§ ACTIVITY: From the material below, copy each line that holds the word "image".

——————

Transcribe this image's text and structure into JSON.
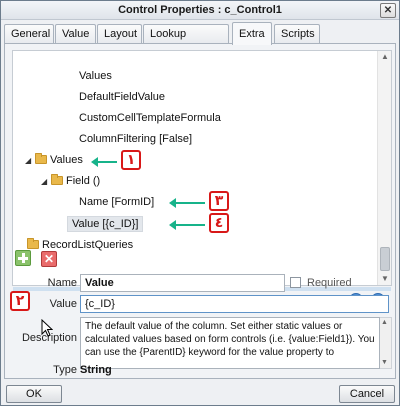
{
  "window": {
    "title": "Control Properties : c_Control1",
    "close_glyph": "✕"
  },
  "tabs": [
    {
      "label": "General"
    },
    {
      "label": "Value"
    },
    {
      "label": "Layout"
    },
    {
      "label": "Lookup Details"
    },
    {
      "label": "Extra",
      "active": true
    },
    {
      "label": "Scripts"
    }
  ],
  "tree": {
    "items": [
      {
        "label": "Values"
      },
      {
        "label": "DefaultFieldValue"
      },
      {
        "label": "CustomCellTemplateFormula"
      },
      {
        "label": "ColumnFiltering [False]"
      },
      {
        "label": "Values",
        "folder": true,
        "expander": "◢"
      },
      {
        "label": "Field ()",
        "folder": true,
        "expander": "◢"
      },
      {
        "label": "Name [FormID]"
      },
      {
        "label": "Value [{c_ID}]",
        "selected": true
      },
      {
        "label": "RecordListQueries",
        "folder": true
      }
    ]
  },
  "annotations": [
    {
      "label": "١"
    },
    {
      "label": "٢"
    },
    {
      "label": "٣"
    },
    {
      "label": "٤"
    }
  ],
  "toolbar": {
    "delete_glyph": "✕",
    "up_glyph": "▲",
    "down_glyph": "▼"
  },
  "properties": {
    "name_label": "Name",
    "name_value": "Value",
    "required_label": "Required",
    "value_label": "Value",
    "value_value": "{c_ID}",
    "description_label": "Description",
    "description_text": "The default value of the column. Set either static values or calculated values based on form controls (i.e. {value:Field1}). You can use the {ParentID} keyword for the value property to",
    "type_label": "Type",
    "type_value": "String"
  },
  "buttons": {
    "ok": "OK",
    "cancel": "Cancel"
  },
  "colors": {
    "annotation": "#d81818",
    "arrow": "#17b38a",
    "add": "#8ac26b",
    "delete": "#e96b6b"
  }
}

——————

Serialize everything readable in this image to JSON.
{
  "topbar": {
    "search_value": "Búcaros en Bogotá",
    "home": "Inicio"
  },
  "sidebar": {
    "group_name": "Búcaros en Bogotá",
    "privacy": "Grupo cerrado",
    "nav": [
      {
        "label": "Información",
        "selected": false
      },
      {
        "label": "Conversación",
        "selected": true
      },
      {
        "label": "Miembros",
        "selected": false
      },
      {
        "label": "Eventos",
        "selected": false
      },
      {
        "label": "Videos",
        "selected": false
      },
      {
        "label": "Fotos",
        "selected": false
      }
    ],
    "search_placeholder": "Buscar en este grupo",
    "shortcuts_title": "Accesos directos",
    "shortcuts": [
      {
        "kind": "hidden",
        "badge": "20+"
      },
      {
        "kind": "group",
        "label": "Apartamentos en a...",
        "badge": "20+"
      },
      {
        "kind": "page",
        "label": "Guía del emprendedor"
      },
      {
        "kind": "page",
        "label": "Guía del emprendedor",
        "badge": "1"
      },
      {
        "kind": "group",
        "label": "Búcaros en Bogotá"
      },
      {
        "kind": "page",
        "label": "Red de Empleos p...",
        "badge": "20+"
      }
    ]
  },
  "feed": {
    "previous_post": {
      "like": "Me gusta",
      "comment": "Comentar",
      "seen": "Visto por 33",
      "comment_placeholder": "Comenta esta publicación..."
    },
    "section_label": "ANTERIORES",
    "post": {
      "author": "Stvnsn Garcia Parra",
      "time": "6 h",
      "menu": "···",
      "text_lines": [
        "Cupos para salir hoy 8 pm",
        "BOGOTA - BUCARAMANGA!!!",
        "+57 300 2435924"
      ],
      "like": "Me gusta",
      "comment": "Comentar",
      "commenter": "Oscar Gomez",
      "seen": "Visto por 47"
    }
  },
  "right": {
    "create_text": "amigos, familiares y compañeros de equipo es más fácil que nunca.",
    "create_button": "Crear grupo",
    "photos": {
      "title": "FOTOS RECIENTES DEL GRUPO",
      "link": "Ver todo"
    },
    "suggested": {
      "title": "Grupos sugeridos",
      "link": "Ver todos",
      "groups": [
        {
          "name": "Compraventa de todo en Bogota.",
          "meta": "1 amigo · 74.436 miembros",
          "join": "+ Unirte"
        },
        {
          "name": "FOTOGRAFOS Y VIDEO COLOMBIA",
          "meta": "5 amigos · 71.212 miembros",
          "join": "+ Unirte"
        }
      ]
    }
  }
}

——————

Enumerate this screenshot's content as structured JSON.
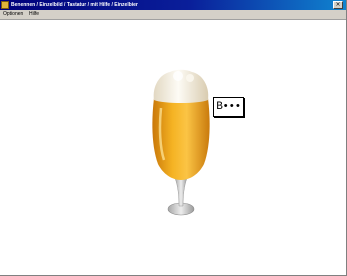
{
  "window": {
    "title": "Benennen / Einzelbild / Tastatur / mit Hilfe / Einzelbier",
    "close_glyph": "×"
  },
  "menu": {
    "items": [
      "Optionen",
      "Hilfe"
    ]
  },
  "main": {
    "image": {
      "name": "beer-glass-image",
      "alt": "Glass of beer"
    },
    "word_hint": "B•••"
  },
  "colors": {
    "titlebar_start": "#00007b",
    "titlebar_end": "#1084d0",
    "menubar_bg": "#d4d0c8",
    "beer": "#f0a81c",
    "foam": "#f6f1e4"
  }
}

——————

§ WRITTEN RESPONSE:
Transcribe this image's text and structure into JSON.
Serialize everything readable in this image to JSON.
    "image": {
      "name": "beer-glass-image",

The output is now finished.